That was how I viewed the song — believing that Brown was a chick — for almost ten years.
A friend exposed the truth about the lead singer’s gender when, predictably, I tried to defend “Teenage Dirtbag” as a victory for LGBTQ issues in mainstream music — the precursor to “Born This Way” and “Same Love,” for example. I don’t know how I missed the video when I was younger, or how I never got into a conversation about Brown’s gender until more than a decade after the song’s release. But it turns out the guy from Wheatus is, in fact, a guy. What I thought was an honest, empowered, courageous song about the pain and anguish a young lesbian must feel when she’s smitten for the first time was actually just sob story by a dude who couldn’t get a date to the dance.
Had I known that on my first listen, I probably wouldn’t be defending “Teenage Dirtbag” here. But first impressions are powerful, and I’ll always choose to look at the song as being told from the point of view of a woman. Everything changes through that lens. The irony is richer, the characters are more compelling, and the message is powerfully subversive. The second verse takes on a particularly chilling new tone that reflects the real violence that LGBTQ kids face every day: “Her boyfriend’s a dick and he brings a gun to school / And he’d simply kick my ass if he knew the truth.” Those lines in that context make “Born This Way” sound tame.
For a while now, I’ve thought it would be great for a woman to do a cover version of “Teenage Dirtbag” and reinterpret the song from that point of view. It was such an obscure hit in retrospect that I figured no one would ever make the effort. Well, my wish came true — and recently at that. Mary Lambert, the singer on Macklemore’s gay rights hymn “Same Love,” covered the song on piano for Billboard’s live performance series in December. Turns out she too mistook Brown’s voice for a woman’s when she first heard “Teenage Dirtbag.”
"I was in high school when I came out," Lambert says in an interview before her performance. "I heard that song and I was floored. I was like, this is a lesbian love song — because I thought it was a woman singing. I was so excited because it captured all those feelings in high school of your first love."
I think her version is wonderful:
So it’s to that extent that I defend “Teenage Dirtbag.” Hokey as the original might seem 14 years later, it’s got staying power. Brendan B. Brown wrote a song that transcends gender and sexuality, earning him a cover by one of pop music’s LGBTQ icons.

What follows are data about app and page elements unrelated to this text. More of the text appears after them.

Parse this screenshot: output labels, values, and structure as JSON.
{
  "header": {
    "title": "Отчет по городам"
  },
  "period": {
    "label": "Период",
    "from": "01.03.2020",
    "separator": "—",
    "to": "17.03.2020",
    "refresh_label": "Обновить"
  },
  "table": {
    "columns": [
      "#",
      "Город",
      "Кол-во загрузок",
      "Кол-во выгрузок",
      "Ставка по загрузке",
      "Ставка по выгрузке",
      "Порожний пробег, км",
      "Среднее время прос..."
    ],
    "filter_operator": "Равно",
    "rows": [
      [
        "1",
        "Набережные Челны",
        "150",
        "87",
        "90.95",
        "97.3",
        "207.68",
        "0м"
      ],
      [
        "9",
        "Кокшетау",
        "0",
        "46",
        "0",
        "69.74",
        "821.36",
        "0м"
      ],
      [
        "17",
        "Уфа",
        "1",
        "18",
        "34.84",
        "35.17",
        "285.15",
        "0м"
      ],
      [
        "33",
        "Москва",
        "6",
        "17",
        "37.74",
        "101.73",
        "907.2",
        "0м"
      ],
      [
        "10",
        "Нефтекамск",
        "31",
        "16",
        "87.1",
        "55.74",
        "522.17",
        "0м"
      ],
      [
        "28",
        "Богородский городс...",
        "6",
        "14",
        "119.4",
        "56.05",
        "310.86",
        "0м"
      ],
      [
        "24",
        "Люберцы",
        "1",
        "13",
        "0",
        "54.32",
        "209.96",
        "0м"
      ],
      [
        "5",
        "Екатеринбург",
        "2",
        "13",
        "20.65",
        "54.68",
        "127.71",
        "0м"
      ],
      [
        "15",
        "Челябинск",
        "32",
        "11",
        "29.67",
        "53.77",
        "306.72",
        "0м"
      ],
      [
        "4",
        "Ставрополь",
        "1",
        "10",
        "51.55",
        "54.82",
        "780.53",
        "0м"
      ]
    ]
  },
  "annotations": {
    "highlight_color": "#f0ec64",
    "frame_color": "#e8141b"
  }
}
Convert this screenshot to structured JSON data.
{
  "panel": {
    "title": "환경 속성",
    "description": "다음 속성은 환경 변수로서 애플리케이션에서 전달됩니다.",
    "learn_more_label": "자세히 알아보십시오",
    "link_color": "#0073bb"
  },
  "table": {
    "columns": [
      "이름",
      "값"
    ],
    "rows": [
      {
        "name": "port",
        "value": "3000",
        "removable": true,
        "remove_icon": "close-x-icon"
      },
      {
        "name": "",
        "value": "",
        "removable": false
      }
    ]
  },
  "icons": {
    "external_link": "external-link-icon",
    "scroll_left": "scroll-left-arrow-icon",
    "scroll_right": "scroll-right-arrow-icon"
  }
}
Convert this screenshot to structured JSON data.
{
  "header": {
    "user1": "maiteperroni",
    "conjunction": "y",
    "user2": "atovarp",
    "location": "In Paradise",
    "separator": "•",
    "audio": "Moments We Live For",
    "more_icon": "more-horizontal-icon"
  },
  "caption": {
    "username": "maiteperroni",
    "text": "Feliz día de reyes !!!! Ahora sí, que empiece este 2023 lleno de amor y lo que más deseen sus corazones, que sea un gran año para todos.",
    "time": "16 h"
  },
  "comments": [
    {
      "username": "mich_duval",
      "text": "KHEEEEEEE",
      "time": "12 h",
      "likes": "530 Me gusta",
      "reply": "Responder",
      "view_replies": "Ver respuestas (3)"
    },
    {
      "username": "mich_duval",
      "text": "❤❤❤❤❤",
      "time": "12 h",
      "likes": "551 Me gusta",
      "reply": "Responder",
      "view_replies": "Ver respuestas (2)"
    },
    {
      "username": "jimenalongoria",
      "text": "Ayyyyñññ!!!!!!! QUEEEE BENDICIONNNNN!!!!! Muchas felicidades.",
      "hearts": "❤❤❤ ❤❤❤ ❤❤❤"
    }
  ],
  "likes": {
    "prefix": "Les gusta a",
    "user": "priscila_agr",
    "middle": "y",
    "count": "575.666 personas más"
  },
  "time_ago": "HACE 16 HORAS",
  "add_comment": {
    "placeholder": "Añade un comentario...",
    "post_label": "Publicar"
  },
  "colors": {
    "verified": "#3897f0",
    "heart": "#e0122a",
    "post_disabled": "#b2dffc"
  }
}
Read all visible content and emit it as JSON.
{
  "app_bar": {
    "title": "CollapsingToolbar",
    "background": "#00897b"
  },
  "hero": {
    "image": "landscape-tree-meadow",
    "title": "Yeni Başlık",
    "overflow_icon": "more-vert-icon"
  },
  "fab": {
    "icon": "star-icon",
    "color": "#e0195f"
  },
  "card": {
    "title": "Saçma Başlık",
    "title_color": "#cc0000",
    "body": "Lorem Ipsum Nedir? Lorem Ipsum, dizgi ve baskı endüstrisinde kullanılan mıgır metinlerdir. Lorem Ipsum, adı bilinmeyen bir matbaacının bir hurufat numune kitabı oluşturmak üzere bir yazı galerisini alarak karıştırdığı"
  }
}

You can’t fuck with that.
Previous Entries of "In Defense Of":
Stephen Selman, In Defense Of: Banana Wind by Jimmy Buffett
Jon Mann, In Defense Of: Foo Fighters